Data about app and page elements:
_ _ _ _
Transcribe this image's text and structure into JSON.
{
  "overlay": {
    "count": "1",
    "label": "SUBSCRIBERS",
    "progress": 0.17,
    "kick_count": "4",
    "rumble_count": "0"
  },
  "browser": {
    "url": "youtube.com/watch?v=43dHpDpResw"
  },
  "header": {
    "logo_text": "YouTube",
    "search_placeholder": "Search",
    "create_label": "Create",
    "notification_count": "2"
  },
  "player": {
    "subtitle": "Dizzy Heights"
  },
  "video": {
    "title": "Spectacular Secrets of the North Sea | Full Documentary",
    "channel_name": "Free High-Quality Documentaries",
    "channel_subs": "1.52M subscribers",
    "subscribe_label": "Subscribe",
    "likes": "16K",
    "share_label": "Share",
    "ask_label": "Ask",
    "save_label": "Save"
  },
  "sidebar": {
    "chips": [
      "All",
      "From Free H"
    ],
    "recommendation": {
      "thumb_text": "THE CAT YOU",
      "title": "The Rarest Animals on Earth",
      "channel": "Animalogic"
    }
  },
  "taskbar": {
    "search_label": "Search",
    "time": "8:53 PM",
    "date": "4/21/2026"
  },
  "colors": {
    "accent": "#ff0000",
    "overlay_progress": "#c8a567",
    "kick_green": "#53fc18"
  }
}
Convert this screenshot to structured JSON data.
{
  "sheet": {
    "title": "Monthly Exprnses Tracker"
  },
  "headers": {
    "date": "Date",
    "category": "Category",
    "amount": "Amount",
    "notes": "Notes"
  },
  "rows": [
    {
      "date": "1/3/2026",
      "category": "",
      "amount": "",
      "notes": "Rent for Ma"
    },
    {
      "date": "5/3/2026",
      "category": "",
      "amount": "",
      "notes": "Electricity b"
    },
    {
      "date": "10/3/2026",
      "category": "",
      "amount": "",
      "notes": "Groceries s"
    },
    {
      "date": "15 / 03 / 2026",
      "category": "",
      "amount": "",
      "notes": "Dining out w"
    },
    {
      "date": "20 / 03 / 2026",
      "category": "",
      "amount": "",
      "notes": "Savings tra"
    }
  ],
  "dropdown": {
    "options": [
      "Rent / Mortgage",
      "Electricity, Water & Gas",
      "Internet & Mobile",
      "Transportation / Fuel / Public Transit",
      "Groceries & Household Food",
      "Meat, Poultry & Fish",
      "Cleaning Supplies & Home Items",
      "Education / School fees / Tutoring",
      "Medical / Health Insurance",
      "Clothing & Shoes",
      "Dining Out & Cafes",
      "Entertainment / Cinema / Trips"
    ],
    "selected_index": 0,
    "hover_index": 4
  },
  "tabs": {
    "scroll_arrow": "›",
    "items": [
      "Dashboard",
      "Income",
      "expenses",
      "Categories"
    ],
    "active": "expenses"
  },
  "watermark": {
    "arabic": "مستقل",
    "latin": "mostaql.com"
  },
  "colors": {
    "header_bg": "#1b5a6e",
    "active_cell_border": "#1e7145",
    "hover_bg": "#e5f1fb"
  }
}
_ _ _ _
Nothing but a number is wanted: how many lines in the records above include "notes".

(RESULT FOR THIS EXERCISE):
6